### EXERCISE INSTRUCTIONS:
Report how many lines in the records below hold "smartphone", with no other output.

### Source data:

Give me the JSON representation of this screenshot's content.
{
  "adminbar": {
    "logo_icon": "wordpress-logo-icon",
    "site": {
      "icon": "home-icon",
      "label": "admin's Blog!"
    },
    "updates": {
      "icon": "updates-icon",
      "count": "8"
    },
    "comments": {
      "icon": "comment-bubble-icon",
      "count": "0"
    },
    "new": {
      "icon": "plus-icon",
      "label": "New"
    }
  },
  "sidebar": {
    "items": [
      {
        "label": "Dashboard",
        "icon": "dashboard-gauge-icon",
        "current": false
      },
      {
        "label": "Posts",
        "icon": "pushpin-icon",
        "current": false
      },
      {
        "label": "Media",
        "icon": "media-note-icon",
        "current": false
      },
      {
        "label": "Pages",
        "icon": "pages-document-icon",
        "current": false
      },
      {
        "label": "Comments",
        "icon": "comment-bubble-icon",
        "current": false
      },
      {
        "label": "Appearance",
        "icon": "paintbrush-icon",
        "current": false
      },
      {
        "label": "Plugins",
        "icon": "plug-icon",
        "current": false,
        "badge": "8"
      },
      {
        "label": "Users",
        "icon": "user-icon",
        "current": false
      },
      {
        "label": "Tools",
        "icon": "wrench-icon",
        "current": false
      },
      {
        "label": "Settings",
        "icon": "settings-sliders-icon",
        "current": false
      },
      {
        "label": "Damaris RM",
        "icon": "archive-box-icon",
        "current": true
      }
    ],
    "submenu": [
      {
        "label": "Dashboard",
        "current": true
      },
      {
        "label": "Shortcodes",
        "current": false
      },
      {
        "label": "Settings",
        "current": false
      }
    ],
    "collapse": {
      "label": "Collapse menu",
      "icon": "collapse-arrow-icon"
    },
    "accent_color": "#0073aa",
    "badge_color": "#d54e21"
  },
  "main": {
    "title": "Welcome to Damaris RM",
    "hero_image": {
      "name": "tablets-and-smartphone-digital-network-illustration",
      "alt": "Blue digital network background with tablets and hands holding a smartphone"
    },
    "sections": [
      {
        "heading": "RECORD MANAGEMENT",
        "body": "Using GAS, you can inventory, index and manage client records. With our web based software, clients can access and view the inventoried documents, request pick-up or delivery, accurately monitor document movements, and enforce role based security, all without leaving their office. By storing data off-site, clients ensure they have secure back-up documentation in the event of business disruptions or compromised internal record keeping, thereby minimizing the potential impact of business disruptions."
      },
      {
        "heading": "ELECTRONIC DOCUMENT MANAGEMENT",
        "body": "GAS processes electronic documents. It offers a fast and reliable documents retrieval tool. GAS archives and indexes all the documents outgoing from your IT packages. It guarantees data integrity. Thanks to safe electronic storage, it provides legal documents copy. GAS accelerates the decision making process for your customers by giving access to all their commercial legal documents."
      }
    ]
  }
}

### EXERCISE SOLUTION:
2